Arriving here is an adventure in itself. Take Europe’s first cog railway built in 1871 from Vintznau to arrive at a spell-binding view across the Alps and 13 lakes. The slow and deliberate plodding of the train gives ample time to admire the scenery. Due to Rigi’s location in the center of Switzerland, just a short drive from Lucerne, most of the country is visible from the top on a clear day. In the summer, the gondola operator offers a unique romantic dinner option in the actual cable car. On the ascent, enjoy your starter, before stopping for the main course, followed by dessert on the way down. Reservations are essential. For the early risers, there are special sunrise rides.
Saas-Fee goes by the humble nickname of ‘The Pearl of the Alps’, yet somehow remains off the radar outside the ski season. It lies on a 1800 meter high plateau surrounded by 18 summits over 4000 meters high. The 22 gondolas and mountain trains provide unusually easy access to the high mountains with plenty of panoramic restaurant terraces. For fans of the 1980s, the Fellskin cable car featured in Wham’s classic Last Christmas music video. Skiing is also great here, with close to 150 kilometers of piste in the Saas area. The coverage is helped by the fact many slopes are north-facing. But the chilly temperatures provide plenty of excuses to try out the mountain bars and restaurants. The village is home to a revolving restaurant: at 3500 meters, it is the world’s highest. On a clear day, you can see as far as Lake Maggiore in Italy.
The list would not be complete without Zermatt, the official birthplace of Swiss mountaineering. With its expansion, Zermatt can no longer be called a village, more a small mountain city with its own share of ugly concrete buildings. However, that view of the Matterhorn reigning over the valley is difficult to replicate. Zermatt’s size makes it the perfect option for less energetic visitors with shopping, great restaurants and some luxurious spa facilities. Don’t miss lunch at Chez Vrony – a fantastic mixture of quirky and traditional with direct views of the Matterhorn. On rainy days, check out the Alpine museum and the dramatic story of the conquest of Matterhorn.

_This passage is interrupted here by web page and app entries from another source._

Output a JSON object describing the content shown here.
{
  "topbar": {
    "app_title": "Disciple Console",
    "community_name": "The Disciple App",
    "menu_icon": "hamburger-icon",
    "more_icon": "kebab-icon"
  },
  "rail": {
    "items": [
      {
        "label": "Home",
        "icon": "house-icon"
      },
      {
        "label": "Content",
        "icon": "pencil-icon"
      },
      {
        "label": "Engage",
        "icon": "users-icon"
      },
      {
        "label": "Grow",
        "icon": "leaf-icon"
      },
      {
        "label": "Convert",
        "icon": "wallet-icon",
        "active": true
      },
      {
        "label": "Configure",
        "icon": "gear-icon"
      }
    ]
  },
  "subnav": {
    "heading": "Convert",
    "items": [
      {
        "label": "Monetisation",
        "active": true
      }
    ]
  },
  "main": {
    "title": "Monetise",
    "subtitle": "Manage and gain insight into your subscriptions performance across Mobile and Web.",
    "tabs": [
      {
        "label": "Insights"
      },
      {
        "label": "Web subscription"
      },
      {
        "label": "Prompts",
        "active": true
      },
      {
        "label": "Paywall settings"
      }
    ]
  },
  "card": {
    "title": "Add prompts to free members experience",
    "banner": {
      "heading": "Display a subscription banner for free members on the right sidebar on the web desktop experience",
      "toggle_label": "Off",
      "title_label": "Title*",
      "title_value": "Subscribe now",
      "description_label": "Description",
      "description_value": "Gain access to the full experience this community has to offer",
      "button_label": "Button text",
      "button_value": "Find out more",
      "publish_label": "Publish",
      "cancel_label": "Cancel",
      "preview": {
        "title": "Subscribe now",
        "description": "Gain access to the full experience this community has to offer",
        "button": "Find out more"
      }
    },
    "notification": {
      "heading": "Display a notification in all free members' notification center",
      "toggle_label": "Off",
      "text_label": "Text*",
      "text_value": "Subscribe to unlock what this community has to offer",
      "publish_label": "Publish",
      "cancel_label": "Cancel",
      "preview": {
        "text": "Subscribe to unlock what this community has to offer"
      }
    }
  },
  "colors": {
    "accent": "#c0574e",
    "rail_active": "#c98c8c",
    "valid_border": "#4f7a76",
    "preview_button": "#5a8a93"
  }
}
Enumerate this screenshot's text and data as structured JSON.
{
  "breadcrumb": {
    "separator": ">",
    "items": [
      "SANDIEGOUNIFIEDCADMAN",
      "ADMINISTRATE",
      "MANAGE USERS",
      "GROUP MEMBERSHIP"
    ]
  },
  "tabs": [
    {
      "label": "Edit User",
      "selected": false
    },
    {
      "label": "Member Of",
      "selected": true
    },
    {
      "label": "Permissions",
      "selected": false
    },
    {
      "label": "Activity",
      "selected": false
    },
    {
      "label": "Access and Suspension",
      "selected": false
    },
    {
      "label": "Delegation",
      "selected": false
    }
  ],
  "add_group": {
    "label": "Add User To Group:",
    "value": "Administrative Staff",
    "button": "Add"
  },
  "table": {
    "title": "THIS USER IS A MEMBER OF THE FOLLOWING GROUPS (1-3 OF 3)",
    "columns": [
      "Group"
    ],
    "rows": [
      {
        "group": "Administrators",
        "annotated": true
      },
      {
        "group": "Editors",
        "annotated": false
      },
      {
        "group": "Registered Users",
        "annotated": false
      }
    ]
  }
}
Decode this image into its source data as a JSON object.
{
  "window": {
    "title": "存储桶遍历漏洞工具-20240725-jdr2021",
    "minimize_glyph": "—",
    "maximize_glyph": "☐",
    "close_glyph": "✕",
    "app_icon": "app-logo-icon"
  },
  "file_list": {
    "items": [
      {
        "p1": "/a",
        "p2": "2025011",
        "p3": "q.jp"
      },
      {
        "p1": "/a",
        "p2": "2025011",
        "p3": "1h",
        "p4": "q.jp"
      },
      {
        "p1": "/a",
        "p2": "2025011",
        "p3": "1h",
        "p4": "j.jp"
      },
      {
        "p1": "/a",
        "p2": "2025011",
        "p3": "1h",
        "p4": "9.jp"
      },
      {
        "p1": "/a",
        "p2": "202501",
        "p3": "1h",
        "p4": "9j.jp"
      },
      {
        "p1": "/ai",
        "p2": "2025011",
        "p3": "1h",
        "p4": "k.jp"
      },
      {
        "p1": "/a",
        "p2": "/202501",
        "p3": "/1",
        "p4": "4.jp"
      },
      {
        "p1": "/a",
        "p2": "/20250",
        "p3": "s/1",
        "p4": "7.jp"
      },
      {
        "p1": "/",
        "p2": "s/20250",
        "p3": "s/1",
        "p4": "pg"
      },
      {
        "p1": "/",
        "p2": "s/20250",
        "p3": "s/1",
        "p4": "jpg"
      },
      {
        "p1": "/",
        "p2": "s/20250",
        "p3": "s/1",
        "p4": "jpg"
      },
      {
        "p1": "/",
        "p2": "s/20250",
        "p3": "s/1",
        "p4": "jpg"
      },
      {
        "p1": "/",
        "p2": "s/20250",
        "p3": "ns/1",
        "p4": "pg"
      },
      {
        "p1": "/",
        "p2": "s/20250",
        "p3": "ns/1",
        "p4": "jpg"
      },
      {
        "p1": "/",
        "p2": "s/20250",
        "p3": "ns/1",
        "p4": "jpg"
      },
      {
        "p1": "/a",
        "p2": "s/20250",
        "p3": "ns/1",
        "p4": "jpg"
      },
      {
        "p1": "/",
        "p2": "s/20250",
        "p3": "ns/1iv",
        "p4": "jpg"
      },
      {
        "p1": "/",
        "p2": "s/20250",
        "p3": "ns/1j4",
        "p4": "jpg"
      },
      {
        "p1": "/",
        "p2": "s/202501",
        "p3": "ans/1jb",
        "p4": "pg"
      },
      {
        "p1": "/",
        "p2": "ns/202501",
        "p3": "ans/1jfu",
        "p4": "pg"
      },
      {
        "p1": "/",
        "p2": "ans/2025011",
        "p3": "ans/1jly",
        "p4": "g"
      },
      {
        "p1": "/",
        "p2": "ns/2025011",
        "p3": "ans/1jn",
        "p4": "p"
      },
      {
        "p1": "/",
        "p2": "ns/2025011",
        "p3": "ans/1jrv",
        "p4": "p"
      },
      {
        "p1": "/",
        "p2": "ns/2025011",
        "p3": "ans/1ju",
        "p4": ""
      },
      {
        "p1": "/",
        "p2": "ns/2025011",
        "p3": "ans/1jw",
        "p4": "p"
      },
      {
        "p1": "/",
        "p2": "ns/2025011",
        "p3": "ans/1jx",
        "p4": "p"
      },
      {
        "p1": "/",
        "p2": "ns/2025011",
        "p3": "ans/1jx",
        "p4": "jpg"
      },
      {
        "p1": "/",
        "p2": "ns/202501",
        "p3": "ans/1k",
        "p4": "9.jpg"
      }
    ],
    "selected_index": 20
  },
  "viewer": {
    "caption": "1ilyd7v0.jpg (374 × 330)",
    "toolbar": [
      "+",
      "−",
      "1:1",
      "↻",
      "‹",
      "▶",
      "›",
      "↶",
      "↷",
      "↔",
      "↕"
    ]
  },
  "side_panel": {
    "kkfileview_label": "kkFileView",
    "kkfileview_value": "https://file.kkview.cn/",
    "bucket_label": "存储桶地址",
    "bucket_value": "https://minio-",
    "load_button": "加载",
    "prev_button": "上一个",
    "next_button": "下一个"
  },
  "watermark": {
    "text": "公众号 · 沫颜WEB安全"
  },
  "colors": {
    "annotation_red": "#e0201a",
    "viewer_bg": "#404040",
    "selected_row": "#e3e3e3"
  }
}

Across the valley from the beautiful but packed Wengen is quiet and peaceful Murren, reachable by a cogwheel train from Lauterbrunnen. The village has a 100-year old history as a winter sports destination but remains small with a handful of old wooden chalets mixed with some newer construction. Those in need of inspiration can enjoy a rhum tea accompanied by an apfel-strudel on a terrace whilst enjoying the view onto the Oberland big three of Jungfrau, Mönch and Eiger. Take the cablecar to the top of the Schilthorn, famous as the home of evil-incarnate Blofeld in the James Bond classic, ‘On Her Majesty’s Secret Service.’ The exhibition, Bond World 007, contains interactive displays, including the bobsleigh used in the film, and showcases some of the filming techniques in such an extreme location.